Task statement:
Please report, as a single number with no other text, how many lines of the listing contain "Fælles".

Input for this task:
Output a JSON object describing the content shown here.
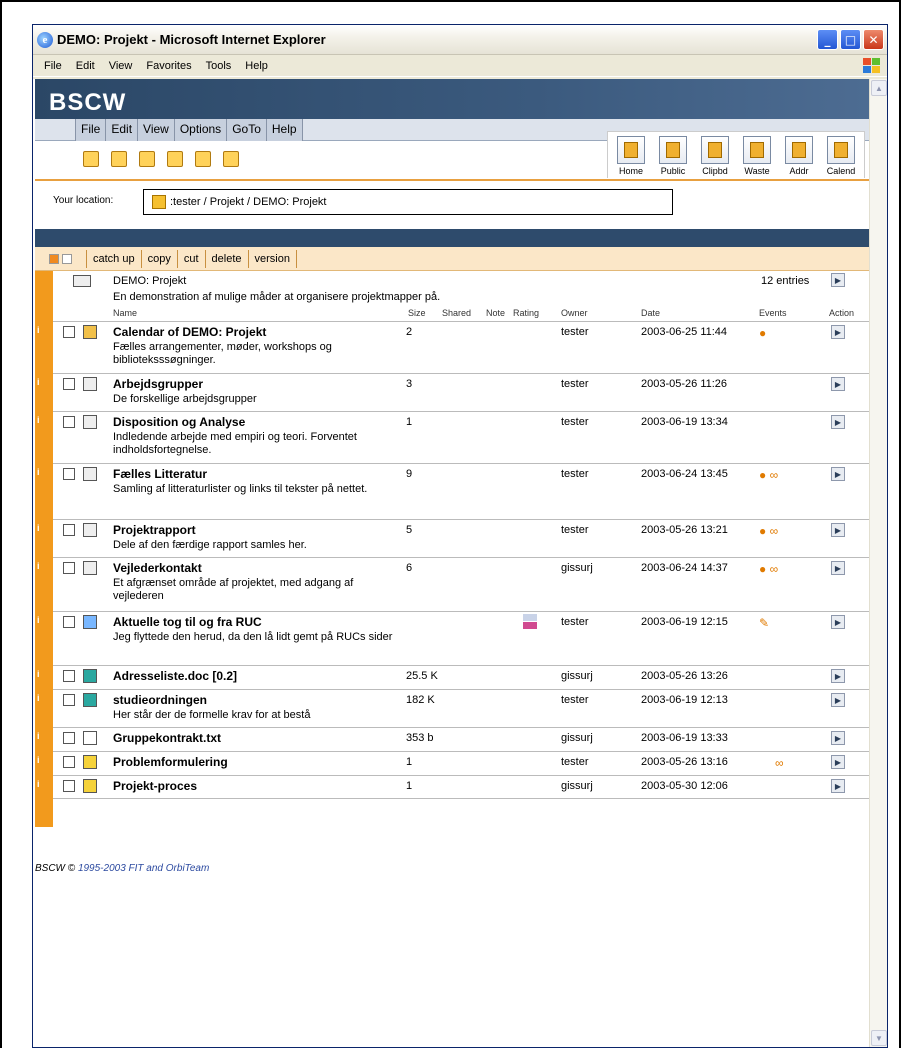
{
  "window": {
    "title": "DEMO: Projekt - Microsoft Internet Explorer"
  },
  "menu": [
    "File",
    "Edit",
    "View",
    "Favorites",
    "Tools",
    "Help"
  ],
  "app": {
    "logo": "BSCW",
    "nav": [
      "File",
      "Edit",
      "View",
      "Options",
      "GoTo",
      "Help"
    ],
    "big_buttons": [
      "Home",
      "Public",
      "Clipbd",
      "Waste",
      "Addr",
      "Calend"
    ],
    "location_label": "Your location:",
    "location_path": ":tester / Projekt / DEMO: Projekt"
  },
  "actions": [
    "catch up",
    "copy",
    "cut",
    "delete",
    "version"
  ],
  "folder": {
    "name": "DEMO: Projekt",
    "description": "En demonstration af mulige måder at organisere projektmapper på.",
    "entries": "12 entries"
  },
  "columns": {
    "name": "Name",
    "size": "Size",
    "shared": "Shared",
    "note": "Note",
    "rating": "Rating",
    "owner": "Owner",
    "date": "Date",
    "events": "Events",
    "action": "Action"
  },
  "rows": [
    {
      "name": "Calendar of DEMO: Projekt",
      "desc": "Fælles arrangementer, møder, workshops og biblioteksssøgninger.",
      "size": "2",
      "owner": "tester",
      "date": "2003-06-25 11:44",
      "events": "●",
      "icon": "calendar-icon"
    },
    {
      "name": "Arbejdsgrupper",
      "desc": "De forskellige arbejdsgrupper",
      "size": "3",
      "owner": "tester",
      "date": "2003-05-26 11:26",
      "events": "",
      "icon": "folder-icon"
    },
    {
      "name": "Disposition og Analyse",
      "desc": "Indledende arbejde med empiri og teori. Forventet indholdsfortegnelse.",
      "size": "1",
      "owner": "tester",
      "date": "2003-06-19 13:34",
      "events": "",
      "icon": "folder-icon"
    },
    {
      "name": "Fælles Litteratur",
      "desc": "Samling af litteraturlister og links til tekster på nettet.",
      "size": "9",
      "owner": "tester",
      "date": "2003-06-24 13:45",
      "events": "● ∞",
      "icon": "folder-icon"
    },
    {
      "name": "Projektrapport",
      "desc": "Dele af den færdige rapport samles her.",
      "size": "5",
      "owner": "tester",
      "date": "2003-05-26 13:21",
      "events": "● ∞",
      "icon": "folder-icon"
    },
    {
      "name": "Vejlederkontakt",
      "desc": "Et afgrænset område af projektet, med adgang af vejlederen",
      "size": "6",
      "owner": "gissurj",
      "date": "2003-06-24 14:37",
      "events": "● ∞",
      "icon": "folder-icon"
    },
    {
      "name": "Aktuelle tog til og fra RUC",
      "desc": "Jeg flyttede den herud, da den lå lidt gemt på RUCs sider",
      "size": "",
      "owner": "tester",
      "date": "2003-06-19 12:15",
      "events": "✎",
      "icon": "link-icon"
    },
    {
      "name": "Adresseliste.doc [0.2]",
      "desc": "",
      "size": "25.5 K",
      "owner": "gissurj",
      "date": "2003-05-26 13:26",
      "events": "",
      "icon": "document-icon"
    },
    {
      "name": "studieordningen",
      "desc": "Her står der de formelle krav for at bestå",
      "size": "182 K",
      "owner": "tester",
      "date": "2003-06-19 12:13",
      "events": "",
      "icon": "document-icon"
    },
    {
      "name": "Gruppekontrakt.txt",
      "desc": "",
      "size": "353 b",
      "owner": "gissurj",
      "date": "2003-06-19 13:33",
      "events": "",
      "icon": "text-file-icon"
    },
    {
      "name": "Problemformulering",
      "desc": "",
      "size": "1",
      "owner": "tester",
      "date": "2003-05-26 13:16",
      "events": "∞",
      "icon": "discussion-icon"
    },
    {
      "name": "Projekt-proces",
      "desc": "",
      "size": "1",
      "owner": "gissurj",
      "date": "2003-05-30 12:06",
      "events": "",
      "icon": "discussion-icon"
    }
  ],
  "footer": {
    "prefix": "BSCW © ",
    "years": "1995-2003 FIT and OrbiTeam"
  }
}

Response to the exercise:
2